### What you should do:
Please state in a single number how many lines of the entries below include the word "level".

### Dataset extract:
[Start of section]
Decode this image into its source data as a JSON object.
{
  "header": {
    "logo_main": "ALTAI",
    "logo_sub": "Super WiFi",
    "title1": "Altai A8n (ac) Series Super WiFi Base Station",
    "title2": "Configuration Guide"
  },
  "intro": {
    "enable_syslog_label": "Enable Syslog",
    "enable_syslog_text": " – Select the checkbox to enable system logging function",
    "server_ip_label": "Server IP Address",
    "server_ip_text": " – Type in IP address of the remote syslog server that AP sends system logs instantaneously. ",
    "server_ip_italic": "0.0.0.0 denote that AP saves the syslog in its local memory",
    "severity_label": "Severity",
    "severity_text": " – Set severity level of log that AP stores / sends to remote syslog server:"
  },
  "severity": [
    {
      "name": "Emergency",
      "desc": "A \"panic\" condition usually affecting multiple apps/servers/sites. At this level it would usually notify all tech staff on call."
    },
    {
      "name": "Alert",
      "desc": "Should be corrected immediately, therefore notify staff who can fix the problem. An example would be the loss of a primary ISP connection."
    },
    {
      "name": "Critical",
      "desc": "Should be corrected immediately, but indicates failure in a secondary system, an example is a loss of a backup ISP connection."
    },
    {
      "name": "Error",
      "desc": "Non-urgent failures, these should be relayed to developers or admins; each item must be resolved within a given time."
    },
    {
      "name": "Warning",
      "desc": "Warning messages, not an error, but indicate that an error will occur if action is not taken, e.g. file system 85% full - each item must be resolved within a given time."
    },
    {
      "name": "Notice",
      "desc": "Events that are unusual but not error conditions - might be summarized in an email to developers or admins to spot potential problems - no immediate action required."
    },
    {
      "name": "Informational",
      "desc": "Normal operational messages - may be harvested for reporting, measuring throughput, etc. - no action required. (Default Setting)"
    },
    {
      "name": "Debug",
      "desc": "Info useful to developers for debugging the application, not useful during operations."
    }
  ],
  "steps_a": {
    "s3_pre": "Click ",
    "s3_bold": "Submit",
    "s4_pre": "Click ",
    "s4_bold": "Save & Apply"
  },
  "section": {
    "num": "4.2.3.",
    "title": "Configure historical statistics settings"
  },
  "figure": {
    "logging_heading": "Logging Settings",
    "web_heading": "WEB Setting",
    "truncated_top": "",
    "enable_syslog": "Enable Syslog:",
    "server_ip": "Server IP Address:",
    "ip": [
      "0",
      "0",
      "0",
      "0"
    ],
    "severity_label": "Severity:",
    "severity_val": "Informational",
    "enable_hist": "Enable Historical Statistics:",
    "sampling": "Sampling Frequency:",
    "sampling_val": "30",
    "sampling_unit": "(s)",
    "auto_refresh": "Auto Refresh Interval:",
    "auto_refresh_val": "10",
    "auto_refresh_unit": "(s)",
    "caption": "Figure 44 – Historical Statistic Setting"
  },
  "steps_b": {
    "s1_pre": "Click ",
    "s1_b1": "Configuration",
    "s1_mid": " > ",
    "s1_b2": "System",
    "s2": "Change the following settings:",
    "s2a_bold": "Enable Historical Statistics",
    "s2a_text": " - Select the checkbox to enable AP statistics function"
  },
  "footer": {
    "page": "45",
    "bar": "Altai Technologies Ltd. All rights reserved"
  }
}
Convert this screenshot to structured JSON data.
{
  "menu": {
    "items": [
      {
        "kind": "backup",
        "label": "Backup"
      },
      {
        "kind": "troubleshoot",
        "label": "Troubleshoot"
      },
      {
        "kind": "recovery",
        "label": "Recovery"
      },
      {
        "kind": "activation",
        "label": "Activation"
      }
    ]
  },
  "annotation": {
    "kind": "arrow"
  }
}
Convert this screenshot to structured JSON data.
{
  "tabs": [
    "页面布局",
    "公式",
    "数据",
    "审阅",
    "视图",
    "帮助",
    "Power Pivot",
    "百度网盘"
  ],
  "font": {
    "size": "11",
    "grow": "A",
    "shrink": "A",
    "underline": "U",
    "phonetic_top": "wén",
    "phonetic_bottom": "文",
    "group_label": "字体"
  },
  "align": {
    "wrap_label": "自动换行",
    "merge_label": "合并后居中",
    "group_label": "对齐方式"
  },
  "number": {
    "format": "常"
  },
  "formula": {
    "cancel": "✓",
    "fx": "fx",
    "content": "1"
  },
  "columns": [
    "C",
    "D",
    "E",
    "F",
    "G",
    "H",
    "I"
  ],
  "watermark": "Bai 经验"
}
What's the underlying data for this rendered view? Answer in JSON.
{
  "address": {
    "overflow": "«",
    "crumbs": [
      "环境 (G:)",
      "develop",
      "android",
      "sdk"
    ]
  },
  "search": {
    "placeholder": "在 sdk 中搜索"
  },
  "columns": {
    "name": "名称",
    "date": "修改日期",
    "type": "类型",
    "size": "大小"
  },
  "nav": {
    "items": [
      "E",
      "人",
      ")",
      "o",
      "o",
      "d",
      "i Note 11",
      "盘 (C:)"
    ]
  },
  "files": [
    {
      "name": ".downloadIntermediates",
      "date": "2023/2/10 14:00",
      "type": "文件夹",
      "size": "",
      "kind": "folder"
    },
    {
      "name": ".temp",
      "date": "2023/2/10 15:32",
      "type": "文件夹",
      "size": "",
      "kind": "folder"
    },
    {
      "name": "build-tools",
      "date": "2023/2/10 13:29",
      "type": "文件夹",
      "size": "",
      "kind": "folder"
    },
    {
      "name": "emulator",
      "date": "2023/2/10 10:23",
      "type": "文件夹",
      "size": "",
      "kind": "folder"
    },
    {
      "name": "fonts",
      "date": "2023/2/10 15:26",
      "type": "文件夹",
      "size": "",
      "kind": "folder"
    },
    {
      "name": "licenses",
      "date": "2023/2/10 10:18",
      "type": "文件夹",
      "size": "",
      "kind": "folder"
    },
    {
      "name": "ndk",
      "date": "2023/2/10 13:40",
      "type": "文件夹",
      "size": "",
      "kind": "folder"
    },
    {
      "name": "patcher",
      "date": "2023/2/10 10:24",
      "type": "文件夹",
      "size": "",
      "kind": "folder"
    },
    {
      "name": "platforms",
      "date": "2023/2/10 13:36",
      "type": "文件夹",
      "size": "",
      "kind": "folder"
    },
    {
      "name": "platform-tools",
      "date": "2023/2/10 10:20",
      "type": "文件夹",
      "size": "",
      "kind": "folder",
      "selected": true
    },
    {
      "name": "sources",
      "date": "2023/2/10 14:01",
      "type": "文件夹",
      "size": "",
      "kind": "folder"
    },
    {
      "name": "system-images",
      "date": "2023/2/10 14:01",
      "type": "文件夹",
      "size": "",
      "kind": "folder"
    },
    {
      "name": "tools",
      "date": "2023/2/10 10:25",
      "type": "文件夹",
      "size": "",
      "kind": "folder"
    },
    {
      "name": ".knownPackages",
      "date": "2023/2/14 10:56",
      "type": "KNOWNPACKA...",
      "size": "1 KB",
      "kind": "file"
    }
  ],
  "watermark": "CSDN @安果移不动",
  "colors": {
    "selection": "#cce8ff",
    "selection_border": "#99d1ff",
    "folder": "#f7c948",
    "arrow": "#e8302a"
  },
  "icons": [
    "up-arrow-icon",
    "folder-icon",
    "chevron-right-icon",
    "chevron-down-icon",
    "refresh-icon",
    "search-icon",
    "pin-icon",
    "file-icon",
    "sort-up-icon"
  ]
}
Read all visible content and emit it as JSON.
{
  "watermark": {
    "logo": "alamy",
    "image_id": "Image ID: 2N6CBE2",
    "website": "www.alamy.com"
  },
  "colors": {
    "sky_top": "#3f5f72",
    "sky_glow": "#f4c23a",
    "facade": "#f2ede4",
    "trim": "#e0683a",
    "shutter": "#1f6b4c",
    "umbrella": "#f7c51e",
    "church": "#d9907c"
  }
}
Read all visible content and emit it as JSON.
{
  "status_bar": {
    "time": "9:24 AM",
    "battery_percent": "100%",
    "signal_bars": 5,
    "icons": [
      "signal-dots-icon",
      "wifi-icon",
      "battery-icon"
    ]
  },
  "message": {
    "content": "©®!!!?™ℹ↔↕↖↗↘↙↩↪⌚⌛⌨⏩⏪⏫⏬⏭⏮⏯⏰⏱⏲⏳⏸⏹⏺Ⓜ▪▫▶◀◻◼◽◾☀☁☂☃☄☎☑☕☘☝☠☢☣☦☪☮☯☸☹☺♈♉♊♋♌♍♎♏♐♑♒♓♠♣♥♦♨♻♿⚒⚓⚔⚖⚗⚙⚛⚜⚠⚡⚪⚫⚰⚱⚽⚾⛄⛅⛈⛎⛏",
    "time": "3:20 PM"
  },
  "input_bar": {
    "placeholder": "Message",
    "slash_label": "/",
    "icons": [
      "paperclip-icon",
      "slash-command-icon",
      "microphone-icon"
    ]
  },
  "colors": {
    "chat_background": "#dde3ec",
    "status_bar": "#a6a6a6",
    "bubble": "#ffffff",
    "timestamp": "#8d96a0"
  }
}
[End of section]
### Result for this task:
2